I'm engineering a small (~2 kg and less than 0.125 square meters) vehicle that can traverse sand. I've calculated that my four-wheel vehicle will need two drive motors with at least 30 N-cm (= 43.133 oz-in) of output torque and 20 rpm output speed in order for my vehicle to travel at 10 cm/s which is the average speed I want it to travel at.

I'm having a really difficult time finding suitable brushed, DC motors for my needs, and I want to avoid implementing a gear transmission system if at all possible.

I may end up buying a motor from VEX Robotics that has 167 N-cm of stall torque and 100 rpm no-load speed. Is this an OK thing to do? Can I run these motors at the operating point I need them at or should I just keep looking for a better motor?

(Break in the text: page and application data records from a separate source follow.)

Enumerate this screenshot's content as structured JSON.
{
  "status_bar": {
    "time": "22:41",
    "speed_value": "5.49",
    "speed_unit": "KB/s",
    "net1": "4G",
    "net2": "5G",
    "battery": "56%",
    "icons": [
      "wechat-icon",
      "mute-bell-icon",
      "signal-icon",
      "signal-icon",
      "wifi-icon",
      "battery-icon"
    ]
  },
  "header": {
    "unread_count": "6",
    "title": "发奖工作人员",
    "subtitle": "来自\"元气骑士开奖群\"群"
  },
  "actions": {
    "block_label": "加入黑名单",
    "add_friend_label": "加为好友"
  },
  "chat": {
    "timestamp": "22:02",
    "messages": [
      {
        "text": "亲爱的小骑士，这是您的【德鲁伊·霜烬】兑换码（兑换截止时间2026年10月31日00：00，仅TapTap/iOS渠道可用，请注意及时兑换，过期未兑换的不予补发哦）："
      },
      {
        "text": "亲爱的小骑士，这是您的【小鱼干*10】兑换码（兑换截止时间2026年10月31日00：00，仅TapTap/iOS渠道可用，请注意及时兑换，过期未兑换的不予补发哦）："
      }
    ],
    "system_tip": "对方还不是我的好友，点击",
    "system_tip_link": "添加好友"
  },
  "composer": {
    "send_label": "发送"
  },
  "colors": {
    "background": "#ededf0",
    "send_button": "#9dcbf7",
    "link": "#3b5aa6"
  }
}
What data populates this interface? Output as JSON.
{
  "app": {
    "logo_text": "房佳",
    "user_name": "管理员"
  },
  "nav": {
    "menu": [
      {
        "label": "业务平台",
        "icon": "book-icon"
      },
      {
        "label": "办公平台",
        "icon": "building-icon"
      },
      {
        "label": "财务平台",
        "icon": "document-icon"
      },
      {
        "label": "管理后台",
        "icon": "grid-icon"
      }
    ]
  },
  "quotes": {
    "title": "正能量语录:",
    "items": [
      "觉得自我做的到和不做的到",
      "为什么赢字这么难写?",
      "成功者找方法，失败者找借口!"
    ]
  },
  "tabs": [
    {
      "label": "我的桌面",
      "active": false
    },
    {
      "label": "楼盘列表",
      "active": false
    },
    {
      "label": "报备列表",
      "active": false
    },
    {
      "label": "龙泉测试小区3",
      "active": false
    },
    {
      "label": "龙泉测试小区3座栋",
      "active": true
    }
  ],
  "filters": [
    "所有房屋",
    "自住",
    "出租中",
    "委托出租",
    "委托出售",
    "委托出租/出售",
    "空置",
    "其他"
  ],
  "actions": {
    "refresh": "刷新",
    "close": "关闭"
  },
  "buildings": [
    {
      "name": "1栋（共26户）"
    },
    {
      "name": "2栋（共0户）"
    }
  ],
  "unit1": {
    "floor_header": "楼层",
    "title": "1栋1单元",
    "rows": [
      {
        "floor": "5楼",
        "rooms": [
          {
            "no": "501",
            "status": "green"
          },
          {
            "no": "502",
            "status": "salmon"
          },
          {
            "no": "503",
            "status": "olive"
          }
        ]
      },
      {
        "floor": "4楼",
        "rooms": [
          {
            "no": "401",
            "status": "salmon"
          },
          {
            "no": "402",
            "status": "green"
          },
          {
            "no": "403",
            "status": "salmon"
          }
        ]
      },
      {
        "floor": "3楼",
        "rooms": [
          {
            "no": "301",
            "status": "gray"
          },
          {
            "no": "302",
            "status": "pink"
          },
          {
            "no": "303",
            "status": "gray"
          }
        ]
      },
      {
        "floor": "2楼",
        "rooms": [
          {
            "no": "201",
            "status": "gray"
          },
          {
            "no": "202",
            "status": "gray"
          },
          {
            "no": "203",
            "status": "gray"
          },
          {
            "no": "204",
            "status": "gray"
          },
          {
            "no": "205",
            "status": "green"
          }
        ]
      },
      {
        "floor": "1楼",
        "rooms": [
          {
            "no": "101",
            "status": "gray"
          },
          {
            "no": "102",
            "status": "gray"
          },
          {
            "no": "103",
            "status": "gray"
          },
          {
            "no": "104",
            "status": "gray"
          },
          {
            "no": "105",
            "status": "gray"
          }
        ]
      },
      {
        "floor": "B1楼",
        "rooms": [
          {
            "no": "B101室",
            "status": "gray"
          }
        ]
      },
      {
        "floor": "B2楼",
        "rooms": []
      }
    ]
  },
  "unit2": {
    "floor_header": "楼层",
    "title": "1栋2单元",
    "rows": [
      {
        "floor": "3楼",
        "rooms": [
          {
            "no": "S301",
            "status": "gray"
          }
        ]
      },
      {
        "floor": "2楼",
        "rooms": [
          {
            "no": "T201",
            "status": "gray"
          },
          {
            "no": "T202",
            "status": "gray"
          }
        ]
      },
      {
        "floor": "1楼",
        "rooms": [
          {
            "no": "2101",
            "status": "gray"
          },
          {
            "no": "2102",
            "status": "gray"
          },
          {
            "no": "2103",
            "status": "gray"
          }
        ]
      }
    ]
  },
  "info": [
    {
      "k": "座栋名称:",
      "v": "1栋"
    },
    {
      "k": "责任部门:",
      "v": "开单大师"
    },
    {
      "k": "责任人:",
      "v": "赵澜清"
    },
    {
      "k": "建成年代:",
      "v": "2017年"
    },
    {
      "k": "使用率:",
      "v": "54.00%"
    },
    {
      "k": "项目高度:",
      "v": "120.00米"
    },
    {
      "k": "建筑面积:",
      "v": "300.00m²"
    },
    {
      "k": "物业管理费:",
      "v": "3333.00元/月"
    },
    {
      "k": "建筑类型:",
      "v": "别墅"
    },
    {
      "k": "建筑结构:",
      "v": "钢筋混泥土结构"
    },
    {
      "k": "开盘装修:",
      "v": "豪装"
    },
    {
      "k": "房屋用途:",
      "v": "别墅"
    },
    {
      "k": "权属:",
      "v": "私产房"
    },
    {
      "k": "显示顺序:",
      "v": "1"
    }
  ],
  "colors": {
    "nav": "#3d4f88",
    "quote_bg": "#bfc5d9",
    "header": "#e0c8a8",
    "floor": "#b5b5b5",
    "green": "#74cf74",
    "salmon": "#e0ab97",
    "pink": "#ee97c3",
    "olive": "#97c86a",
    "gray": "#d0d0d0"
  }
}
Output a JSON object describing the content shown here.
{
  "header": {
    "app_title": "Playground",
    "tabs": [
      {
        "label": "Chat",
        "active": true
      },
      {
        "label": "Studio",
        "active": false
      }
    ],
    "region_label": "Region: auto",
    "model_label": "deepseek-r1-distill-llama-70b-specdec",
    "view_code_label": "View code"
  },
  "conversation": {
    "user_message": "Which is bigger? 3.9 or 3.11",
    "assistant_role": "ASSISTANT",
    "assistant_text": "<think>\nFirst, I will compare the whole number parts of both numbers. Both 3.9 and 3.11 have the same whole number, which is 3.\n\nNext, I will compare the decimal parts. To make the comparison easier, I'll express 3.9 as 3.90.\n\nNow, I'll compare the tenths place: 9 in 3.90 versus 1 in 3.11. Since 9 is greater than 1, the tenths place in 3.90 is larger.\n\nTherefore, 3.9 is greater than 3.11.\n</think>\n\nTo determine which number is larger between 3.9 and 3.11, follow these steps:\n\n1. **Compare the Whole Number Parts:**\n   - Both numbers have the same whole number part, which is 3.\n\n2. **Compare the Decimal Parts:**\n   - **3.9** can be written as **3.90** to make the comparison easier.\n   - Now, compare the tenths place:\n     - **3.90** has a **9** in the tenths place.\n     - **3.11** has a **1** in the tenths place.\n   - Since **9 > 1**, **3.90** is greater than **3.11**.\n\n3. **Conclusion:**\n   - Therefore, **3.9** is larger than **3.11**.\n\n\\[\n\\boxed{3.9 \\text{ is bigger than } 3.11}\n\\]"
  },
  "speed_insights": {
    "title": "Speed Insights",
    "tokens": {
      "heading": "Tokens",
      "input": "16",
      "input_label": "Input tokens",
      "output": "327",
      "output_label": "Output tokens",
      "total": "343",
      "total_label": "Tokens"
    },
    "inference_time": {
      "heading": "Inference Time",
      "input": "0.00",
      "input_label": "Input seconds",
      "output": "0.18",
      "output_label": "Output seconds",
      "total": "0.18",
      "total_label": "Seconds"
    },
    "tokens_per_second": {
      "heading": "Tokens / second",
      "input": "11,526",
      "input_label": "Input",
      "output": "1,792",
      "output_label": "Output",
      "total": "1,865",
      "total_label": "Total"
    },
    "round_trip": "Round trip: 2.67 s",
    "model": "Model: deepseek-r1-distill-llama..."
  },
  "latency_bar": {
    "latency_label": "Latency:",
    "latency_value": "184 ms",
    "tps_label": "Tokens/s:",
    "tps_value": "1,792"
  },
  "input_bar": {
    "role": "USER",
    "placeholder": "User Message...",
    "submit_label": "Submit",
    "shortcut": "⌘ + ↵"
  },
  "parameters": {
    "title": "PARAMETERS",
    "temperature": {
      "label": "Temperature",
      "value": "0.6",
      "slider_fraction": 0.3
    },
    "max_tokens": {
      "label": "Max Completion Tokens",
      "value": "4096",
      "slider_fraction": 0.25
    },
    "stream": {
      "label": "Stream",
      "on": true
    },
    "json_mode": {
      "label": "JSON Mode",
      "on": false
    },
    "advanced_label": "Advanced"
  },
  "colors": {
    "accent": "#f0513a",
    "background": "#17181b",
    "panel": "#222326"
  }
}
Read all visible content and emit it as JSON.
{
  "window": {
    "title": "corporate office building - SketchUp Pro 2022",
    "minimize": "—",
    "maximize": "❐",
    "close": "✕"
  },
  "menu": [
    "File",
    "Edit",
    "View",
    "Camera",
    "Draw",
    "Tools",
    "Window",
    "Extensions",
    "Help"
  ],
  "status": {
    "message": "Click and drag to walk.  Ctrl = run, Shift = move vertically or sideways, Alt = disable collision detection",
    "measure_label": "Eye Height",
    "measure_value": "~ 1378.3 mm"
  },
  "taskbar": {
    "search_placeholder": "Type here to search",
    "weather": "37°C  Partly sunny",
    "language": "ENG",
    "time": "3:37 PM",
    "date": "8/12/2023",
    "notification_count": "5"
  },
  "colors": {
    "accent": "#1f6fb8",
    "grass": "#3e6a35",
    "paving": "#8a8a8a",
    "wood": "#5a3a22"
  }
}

2 Answers 2


Basically, you are designing your motor to overcome static friction from a standstill. Sand might provide a challenge since you need to worry about angled slopes etc.

I'm going to approach this by providing an example. This should tell you how pick you motor correctly. However, you will have to adapt to your situation. For example, you said you wanted your robot to drive on sand? That will change the friction co-efficient.

enter image description here enter image description here

If the robot is to move and over come static friction from a halt, the weight of the robot must be such that the maximum torque or stall torque is bigger than the force of friction. Below friction is proportional to the weight of the robot:

enter image description here

For this particular application Tstall = 85oz-in = 5.3125lb-in and the rwheel = 45mm = 1.77in. Therefore, Fstall = 3 lb. If the co-efficient of friction is <= 1, then the robot has to be < 3lbs in weight. A more liberal answer is obtained by multiplying by 2 since the robot has two motors => 6lbs.

The motors specs are from this motor:



For a DC motor 'no load speed' is roughly proportional to voltage, and 'stall torque' is roughly proportional to current, so yes you can use an oversized motor if you reduce maximum voltage and current from the rated specs.


Your Answer

By clicking “Post Your Answer”, you agree to our terms of service and acknowledge you have read our privacy policy.